Another recent story from Crain's says the bank branch expansion has ended and even "Duane Reade is closing dud spaces."
North Fork becomes Capital One
We might take these phenomena as hopeful signs that the unbridled multiplication of chains has reached its limit and that the pendulum is swinging back. But let's not be too optimistic. We know that the plan all along has been: (1.) open as many locations as possible, thereby putting the competition out of business, and then, once the mom-and-pops are dead and buried, (2.) shut down those unprofitable stores and continue to thrive in a competition-free zone.
Hence, Phase 2.
Phase 1 was all about creating desire in the consumer, convincing people they "need" Starbucks, Duane Reade, Barnes & Noble, etc. They provided convenience and ease with many locations, low prices, and liberal policies on returns. They're like the drug dealer who gives you your first taste for free. Once you're hooked, the rules change. So keep your eyes open now--watch out for rising prices, increasingly stringent policies, more locations shutting down.
Pinkberry forbids peeing and pictures
What will be left? To use another metaphor, it's like when an obese person loses a lot of weight in a short amount of time--what's left is a stretched-out balloon of empty skin. Empty storefronts abound. But they won't stay empty for long.
Of course it's impossible for those mom-and-pops to move back in, or for new small businesses to take their place. What's coming are more chains. As the Crain's article says: “'Now starts the retraction.' Retail brokers are jumping at the chance to get clients like Steve Madden or American Apparel into any of the spaces banks abandon."
Call me a paranoid conspiracy theorist, but I think the corporate chains are all in cahoots with each other. It's the Art of War. Look at how the banks helped the big retailers, acting like a panzer division rolling in to clear the way. It was Blitzkrieg. It was Shock and Awe. Now the retail chains will hold the position, sharing territory with their allies to fend off smaller would-be competitors, aka "the enemy."

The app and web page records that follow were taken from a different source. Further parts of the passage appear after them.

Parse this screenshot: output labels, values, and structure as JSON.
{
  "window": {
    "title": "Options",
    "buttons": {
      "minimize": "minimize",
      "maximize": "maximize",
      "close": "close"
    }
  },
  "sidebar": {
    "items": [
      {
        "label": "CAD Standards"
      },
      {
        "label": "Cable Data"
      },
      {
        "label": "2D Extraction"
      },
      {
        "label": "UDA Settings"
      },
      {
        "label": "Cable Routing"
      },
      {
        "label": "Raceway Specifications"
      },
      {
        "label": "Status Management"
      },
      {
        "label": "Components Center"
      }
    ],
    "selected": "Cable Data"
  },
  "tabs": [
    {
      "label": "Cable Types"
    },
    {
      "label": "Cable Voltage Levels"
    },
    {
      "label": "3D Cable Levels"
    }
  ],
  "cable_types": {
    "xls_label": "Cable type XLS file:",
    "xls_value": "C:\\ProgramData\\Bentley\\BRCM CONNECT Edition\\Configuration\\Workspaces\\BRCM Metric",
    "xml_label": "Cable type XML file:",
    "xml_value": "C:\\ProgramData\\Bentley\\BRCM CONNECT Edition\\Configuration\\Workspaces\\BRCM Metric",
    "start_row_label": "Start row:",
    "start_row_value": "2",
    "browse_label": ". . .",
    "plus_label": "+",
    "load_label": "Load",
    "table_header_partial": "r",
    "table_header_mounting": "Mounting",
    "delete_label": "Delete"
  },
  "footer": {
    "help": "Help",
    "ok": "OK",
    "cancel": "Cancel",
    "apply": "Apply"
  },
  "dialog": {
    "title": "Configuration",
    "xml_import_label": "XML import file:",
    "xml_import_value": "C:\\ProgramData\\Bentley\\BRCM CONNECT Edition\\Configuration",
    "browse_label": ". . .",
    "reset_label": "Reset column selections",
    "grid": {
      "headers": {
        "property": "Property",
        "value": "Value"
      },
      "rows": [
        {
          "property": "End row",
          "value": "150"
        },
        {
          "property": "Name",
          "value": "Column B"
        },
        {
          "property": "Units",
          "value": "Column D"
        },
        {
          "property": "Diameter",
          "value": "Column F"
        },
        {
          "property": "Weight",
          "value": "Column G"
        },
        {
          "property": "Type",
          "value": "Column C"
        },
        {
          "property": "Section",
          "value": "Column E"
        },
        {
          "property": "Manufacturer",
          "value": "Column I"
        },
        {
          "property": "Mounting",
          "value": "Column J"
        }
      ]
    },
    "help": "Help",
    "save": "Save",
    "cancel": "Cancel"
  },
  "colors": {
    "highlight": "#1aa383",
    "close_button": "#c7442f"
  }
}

What if all we're seeing now are those tanks rolling away--their firepower no longer necessary in a defeated, crippled city held solidly by the occupying force?